“It’s not because the Galaxy S4 failed to meet expectations. It’s just that investors feel technical smartphone upgrades are flattening out,” Bae Seung-Young of Hyundai Securities told AFP.

Jan Dawson, chief telecom analyst at Ovum said, “The Galaxy S4 is a worthy successor to earlier members of this line, and will doubtless sell well. But it highlights a couple of the key challenges Samsung faces.

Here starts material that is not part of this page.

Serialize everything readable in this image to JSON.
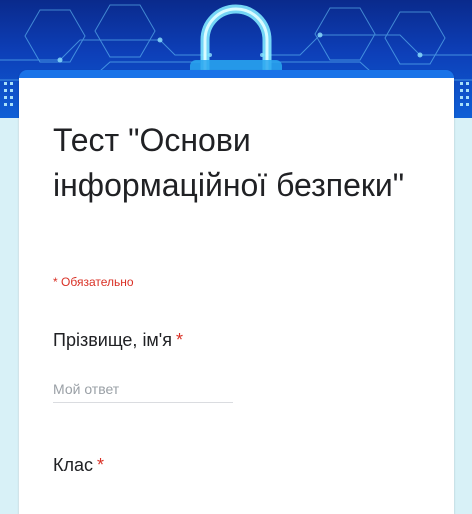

Firstly, having innovated rapidly over the last several years to vaunt itself into top spot in the world smartphone rankings, Samsung now faces essentially the same challenge as Apple: how to continue to improve its devices year on year when existing phones are already top of their class, and there aren’t obvious shortcomings?”

“At this point, Samsung appears to be trying to kill the competition with sheer volume of new features – there should be something here for everyone, even if most of these new features won’t be used by most users,” Dawson added.

Samsung’s share price has held steady this year, while rival Apple has tumbled 20 percent as disappointing sales of iPhones raised fears that its dominance may be slipping.

The South Korean giant captured 29 percent of the smartphone market in 2012, to Apple’s 21.8 percent, and 23 percent of the overall mobile phone market, ahead of Nokia’s 17.9 percent.